(Component data from apps and pages)
______

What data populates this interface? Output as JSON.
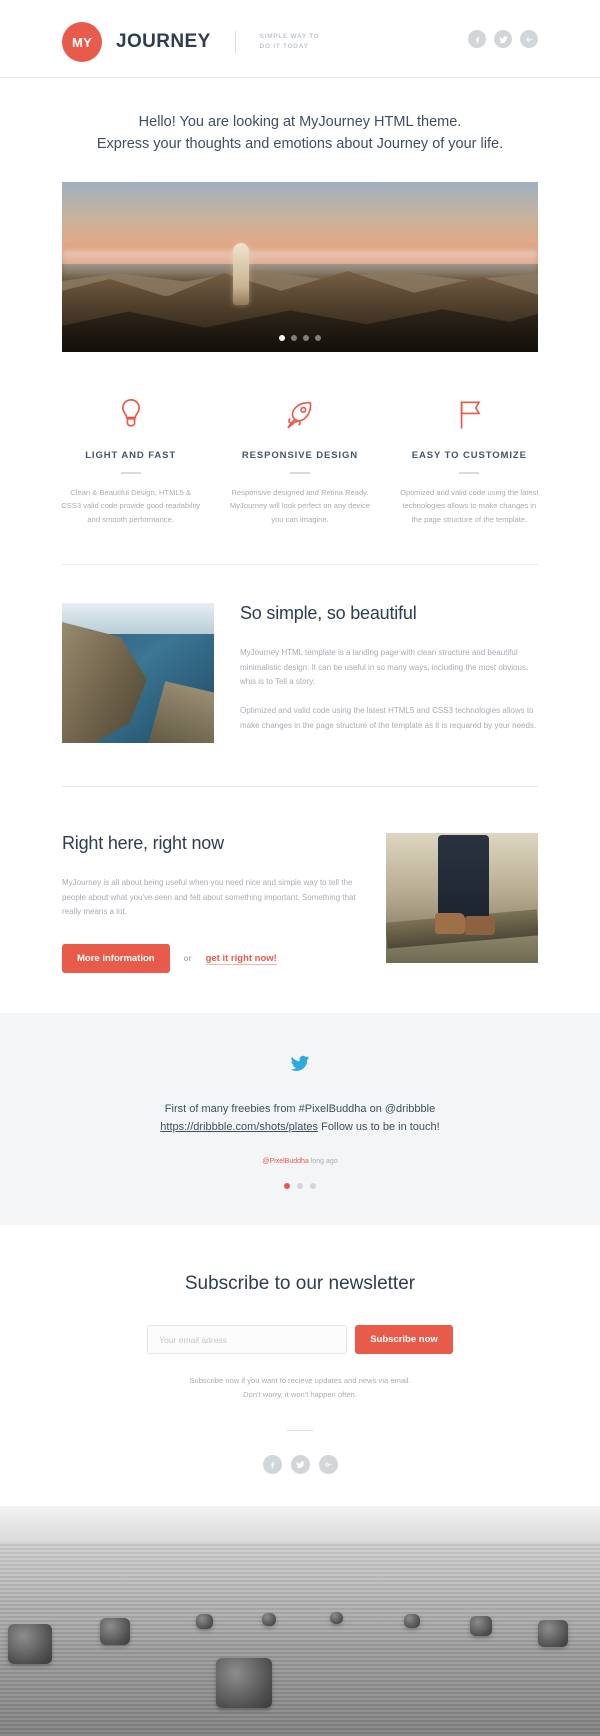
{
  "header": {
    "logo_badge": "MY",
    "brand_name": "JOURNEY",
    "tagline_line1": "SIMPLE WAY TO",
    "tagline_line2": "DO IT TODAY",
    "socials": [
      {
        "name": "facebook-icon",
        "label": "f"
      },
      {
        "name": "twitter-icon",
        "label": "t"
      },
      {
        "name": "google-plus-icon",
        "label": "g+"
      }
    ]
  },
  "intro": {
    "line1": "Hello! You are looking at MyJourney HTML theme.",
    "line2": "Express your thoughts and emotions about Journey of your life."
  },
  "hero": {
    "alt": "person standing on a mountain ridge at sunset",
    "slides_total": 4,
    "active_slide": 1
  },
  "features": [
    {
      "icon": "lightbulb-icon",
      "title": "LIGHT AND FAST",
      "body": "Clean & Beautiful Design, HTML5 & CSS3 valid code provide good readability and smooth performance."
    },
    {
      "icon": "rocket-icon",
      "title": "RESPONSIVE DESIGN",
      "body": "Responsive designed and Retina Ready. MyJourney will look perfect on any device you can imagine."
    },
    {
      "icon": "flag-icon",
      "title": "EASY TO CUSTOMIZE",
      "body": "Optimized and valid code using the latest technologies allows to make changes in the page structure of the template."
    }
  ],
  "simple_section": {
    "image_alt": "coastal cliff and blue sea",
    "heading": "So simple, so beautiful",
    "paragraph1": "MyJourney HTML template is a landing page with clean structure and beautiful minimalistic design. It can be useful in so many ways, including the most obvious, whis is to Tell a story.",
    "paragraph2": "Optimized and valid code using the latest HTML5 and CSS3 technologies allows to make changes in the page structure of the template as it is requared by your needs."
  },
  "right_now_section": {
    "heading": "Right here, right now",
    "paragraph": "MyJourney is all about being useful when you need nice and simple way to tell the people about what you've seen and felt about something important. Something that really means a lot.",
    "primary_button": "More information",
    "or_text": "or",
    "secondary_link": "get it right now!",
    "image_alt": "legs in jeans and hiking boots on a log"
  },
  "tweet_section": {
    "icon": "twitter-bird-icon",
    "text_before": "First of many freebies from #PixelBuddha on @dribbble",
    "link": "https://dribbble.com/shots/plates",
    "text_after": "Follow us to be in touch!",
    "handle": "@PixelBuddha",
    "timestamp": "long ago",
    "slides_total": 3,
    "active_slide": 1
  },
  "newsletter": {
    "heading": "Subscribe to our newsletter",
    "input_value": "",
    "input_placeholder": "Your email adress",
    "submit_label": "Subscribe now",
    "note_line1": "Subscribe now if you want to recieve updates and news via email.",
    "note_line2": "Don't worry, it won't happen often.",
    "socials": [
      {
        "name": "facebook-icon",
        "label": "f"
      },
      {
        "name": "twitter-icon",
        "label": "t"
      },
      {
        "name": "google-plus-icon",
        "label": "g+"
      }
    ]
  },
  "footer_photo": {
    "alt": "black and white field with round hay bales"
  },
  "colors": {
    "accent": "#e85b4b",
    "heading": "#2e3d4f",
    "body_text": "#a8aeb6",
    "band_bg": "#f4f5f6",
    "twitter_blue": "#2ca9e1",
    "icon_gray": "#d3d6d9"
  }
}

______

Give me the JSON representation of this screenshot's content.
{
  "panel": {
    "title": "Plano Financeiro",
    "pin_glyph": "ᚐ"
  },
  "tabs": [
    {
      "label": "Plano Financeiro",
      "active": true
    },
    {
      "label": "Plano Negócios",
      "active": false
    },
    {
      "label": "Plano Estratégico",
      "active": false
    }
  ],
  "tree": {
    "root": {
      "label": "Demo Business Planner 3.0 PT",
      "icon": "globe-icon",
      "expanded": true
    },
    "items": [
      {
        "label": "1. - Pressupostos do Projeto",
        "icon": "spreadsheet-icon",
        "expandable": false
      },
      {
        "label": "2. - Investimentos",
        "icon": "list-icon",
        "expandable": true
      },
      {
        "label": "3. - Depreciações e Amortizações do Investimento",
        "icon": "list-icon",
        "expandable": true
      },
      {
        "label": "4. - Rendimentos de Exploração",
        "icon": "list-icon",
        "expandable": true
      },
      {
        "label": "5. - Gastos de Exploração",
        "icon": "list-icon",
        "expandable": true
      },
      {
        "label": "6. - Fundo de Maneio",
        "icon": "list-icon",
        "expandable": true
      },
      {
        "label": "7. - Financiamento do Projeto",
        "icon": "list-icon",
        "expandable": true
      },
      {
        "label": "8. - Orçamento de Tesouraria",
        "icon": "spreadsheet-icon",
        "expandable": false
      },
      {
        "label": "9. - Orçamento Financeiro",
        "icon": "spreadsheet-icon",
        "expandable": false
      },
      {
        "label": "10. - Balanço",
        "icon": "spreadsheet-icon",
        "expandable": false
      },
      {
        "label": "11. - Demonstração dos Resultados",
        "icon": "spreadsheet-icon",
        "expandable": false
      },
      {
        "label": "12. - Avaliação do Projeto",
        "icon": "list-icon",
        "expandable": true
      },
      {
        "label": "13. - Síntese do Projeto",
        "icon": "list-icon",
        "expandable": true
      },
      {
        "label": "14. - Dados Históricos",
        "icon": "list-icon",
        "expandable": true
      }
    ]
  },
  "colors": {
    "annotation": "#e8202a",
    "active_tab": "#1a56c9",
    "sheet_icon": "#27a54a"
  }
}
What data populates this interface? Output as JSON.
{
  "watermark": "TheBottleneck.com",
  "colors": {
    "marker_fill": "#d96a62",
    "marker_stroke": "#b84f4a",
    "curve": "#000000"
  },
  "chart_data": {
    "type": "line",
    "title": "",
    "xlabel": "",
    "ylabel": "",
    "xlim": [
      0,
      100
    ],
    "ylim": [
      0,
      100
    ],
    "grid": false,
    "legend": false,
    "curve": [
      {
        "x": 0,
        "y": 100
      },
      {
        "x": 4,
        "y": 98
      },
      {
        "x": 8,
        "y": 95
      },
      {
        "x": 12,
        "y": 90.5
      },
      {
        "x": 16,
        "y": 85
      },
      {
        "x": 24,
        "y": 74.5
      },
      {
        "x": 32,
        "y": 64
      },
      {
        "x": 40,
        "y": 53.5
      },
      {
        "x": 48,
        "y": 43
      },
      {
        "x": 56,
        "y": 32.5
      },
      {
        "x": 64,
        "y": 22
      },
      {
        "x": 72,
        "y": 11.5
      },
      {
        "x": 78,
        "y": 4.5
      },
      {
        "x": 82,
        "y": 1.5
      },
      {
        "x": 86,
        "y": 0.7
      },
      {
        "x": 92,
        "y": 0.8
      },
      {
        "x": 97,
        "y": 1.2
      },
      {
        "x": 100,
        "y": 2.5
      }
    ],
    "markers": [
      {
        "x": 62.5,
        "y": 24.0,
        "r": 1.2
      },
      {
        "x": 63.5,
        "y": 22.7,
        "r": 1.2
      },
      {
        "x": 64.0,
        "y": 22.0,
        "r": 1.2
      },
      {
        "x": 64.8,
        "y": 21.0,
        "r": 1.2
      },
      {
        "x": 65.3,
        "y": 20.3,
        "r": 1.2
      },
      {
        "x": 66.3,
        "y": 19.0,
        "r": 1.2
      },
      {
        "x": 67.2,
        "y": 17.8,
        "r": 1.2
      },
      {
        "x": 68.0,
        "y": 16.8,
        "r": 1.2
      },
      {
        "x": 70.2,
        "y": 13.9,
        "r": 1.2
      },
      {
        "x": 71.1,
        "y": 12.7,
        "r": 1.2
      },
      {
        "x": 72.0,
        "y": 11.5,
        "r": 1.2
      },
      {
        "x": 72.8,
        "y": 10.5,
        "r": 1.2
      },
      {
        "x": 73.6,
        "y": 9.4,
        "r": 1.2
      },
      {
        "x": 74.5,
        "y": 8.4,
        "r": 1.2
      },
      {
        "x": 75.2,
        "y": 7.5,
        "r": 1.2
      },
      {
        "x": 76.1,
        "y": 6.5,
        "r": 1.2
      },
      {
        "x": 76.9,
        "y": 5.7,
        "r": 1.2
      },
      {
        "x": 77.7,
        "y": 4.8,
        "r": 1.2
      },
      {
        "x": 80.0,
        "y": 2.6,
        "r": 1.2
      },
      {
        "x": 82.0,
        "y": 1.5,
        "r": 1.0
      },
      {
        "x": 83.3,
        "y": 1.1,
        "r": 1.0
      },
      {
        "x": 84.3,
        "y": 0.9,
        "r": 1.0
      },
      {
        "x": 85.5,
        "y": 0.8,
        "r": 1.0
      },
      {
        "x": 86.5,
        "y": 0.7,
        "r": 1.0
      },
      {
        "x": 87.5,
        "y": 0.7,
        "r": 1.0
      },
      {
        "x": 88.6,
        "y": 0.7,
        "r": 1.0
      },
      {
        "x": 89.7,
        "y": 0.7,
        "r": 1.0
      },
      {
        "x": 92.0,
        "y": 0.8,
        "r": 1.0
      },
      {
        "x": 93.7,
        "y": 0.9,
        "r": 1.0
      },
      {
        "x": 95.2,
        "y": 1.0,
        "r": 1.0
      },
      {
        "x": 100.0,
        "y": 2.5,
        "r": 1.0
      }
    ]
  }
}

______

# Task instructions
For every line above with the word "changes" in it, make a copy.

# Completed exercise
      "body": "Optimized and valid code using the latest technologies allows to make changes in the page structure of the template."
    "paragraph2": "Optimized and valid code using the latest HTML5 and CSS3 technologies allows to make changes in the page structure of the template as it is requared by your needs."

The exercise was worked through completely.